Here are all the links from around the hockey world, and what I’m reading while marveling at the Bruins setting a franchise record this season for fewest practices in a regular season.

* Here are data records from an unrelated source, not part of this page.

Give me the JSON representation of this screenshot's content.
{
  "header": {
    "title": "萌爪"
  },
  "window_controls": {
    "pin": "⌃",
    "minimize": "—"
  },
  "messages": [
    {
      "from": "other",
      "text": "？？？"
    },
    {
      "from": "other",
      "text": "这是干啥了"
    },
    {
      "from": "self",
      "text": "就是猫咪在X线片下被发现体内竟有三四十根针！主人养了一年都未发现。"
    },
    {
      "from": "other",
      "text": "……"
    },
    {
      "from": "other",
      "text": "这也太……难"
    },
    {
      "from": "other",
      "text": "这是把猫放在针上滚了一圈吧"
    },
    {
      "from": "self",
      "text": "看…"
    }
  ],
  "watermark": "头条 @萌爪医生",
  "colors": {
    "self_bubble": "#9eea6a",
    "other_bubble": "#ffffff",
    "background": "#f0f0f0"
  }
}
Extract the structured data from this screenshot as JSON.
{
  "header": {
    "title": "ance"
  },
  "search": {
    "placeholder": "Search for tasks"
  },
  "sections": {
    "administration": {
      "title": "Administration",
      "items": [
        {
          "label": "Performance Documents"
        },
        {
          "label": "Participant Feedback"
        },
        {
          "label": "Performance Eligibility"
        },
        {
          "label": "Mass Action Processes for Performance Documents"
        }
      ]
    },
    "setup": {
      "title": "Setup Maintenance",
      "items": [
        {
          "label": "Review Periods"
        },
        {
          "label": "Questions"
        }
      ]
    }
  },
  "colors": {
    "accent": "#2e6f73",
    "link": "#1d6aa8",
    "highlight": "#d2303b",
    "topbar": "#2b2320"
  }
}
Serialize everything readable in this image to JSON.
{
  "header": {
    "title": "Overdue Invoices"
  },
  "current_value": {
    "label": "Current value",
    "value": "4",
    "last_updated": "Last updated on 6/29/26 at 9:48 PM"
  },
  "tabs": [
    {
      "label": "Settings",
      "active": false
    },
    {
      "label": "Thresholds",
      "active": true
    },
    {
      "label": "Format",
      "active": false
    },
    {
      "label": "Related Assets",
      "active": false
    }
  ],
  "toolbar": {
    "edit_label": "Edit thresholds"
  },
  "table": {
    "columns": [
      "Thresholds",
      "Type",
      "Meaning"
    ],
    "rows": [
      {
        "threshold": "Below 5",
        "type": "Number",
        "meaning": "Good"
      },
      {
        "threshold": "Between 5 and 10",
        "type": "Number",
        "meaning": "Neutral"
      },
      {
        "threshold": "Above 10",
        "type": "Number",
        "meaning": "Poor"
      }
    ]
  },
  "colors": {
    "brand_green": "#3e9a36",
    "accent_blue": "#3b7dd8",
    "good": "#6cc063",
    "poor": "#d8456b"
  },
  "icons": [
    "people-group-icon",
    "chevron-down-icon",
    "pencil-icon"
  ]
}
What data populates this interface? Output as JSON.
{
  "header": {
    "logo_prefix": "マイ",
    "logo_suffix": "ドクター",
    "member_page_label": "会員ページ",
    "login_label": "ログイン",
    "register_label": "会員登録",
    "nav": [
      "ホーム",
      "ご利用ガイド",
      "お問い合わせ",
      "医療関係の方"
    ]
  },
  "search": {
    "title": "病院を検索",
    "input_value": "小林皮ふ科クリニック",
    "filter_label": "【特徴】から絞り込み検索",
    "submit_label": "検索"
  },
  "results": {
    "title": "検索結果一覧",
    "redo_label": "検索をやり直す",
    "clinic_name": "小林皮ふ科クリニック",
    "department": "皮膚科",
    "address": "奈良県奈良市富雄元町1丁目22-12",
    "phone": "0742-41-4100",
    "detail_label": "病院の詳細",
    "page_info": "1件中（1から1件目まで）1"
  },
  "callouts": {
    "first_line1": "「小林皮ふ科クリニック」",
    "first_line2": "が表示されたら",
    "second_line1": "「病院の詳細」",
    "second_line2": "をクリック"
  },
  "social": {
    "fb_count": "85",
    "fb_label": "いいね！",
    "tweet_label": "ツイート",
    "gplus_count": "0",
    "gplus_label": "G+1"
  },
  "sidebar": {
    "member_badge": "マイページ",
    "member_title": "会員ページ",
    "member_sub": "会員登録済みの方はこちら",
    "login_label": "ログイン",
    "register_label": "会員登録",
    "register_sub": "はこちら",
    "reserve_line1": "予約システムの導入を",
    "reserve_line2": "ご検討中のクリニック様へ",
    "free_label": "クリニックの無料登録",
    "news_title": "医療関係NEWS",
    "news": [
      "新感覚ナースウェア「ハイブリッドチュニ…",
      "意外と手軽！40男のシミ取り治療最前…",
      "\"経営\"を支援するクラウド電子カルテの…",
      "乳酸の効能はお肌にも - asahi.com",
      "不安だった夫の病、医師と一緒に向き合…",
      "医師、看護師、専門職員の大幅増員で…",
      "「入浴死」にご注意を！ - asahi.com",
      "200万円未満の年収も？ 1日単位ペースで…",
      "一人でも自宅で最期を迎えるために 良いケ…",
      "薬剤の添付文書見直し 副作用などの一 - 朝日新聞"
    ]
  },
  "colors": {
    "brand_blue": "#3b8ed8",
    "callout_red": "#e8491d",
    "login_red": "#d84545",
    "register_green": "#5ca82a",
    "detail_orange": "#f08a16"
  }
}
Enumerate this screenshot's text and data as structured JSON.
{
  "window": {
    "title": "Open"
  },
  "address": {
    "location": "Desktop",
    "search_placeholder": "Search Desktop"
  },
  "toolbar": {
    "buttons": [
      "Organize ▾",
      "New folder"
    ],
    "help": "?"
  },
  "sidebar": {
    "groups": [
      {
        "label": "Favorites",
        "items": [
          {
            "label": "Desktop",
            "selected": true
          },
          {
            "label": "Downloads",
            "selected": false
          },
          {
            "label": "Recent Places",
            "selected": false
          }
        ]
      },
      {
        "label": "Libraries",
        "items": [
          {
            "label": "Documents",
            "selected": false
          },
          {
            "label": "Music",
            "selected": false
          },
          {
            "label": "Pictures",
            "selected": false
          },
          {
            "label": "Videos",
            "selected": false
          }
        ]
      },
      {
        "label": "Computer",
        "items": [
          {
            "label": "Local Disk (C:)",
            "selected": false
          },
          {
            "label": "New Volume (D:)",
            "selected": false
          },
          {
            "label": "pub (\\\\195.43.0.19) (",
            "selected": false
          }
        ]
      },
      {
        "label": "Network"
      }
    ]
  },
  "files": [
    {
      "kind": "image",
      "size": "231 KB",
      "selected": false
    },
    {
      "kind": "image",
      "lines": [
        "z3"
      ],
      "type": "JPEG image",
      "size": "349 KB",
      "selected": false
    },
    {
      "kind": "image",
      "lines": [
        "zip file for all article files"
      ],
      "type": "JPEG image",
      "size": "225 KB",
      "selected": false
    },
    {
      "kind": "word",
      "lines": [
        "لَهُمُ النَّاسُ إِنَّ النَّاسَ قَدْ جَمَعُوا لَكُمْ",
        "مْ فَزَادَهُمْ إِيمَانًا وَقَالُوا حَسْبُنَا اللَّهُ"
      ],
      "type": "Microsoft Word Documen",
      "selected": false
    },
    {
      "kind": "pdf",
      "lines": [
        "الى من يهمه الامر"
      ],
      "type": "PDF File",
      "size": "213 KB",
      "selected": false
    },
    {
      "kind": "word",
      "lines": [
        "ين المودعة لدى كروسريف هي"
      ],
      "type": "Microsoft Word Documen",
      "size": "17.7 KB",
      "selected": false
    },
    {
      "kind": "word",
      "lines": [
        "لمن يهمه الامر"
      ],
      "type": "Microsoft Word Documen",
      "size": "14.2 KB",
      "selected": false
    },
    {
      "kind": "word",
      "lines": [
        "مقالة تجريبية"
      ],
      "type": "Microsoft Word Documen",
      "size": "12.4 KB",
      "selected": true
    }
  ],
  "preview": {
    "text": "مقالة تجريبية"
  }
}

Thanks compacted schedule due to the World Cup!

*Pavel Zacha is adjusting to life as a rookie in the NHL with the New Jersey Devils, and things are getting better as they go along.

*Manitoba Moose players relive their favorite Star Wars moments prior to the team holding their Star Wars Night.

*FOH (Friend of Haggs) Elliotte Friedman sits down with new Florida Panthers head coach Tom Rowe to discuss the massive changes in that organization with the firing of Gerard Gallant.

*Good for Anders Nilson putting a rainbow decal on the back of his goalie to mask to support some gay friends that have faced public resistance in their lives.

*Bruce Garrioch has his weekly NHL notes with several players, including Flyers defenseman Andrew MacDonald, potentially on the trade block if anybody wants them.

*PHT writer Cam Tucker has Colorado Avalanche defenseman Erik Johnson suffering a broken leg that will keep him out 6-8 weeks.

*There was no blood for the Vancouver Canucks fans, but there was still plenty of drama in a win over the Maple Leafs.

*For something completely different: The World Baseball Classic works for everybody except for Major League Baseball, and that would appear to be a problem.